Manitoboba amended the Elections Act a few years ago, adding fixed-year election terms (s.49.1(2)), with October 4, 2011 being the first one. One of the conditions requires that the government not advertise or publish information about its programs or activities in the 90 days before October 4th. This means we are seeing a flurry of announcements in this run-up to the end of the current legislative sitting. The Winnipeg Free Press published a nice article recently describing all the activity.
The government introduced new legislation as well as amendments to existing statutes. I’d like to mention a couple of initiatives that I think will be ground-breaking, if they get passed.
We’re familiar with child abuse registries. Bill 36, The Adult Abuse Registry Act and Amendments to the Vulnerable Persons Living with a Mental Disabilitly Act, will create Canada’s first adult abuse registry (Yosie Saint-Cyr first wrote about it on Slaw here).
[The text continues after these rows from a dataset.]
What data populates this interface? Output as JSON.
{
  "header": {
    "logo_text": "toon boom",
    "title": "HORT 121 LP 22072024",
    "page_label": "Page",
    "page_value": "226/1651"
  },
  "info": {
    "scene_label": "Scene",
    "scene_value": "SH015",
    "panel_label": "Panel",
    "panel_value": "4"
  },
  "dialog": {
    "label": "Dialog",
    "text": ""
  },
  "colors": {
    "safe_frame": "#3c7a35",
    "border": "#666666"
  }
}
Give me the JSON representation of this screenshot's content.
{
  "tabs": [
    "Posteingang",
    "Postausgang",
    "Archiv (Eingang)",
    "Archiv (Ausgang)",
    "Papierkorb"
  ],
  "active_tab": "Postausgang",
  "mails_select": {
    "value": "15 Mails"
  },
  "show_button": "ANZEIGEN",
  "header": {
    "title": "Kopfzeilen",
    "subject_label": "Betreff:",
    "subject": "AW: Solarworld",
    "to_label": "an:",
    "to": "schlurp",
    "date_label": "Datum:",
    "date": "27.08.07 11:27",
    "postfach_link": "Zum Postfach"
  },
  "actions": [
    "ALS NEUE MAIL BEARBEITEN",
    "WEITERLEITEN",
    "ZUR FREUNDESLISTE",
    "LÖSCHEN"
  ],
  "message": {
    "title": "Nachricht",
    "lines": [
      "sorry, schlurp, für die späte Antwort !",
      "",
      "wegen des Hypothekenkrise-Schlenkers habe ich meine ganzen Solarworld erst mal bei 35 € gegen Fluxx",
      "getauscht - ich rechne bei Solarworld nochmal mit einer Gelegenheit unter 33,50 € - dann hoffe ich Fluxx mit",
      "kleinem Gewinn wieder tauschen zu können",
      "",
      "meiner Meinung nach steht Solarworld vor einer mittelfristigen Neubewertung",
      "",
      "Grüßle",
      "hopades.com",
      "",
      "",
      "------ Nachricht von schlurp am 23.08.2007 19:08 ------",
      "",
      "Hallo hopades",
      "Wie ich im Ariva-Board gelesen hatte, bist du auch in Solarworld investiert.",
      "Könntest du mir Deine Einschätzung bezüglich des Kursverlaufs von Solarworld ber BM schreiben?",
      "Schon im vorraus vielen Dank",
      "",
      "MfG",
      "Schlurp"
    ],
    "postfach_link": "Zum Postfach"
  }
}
While not the first province to do so, Manitoba is finally setting up a special Mental Health court for less-serious criminal code charges. This has been in the works since 2008. It is anticipated that it should start hearing cases by this winter.
Manitoba has an incredibly low vacancy rate for apartments and houses. Combined with government rent-controlled increases, landlords have been converting existing buildings into condominiums at a rapid pace. The government introduced Bill 40, The Condominium Act and Amendments Respecting Condominium Conversions in order to try to slow down the removal of rental properties from the market.
The Grieving Families Protection Act (Bill 39) aims to protect consumers who prepay funerals and increase the fines of those convicted of vandalism in a cemetery. Talk about multi-tasking!
There’s nothing worse for a young family than buying a new house in a new subdivision, and then finding out that the new school that was supposed to built, won’t be. Winnipeg schools have a lot of empty seats in older neighbourhoods, and rather than build schools where the children are, the province will fund busing instead. Bill 48, The Planning and Land Dedication for School Sites Act prohibits developers from advertising that a school will be built on a particular piece of land.
But wait, there’s more … If you’d like to see the full extent of this spring’s legislative activity, check out the list of bills on the Legislative Assembly of Manitoba site. There’s truly something for everyone!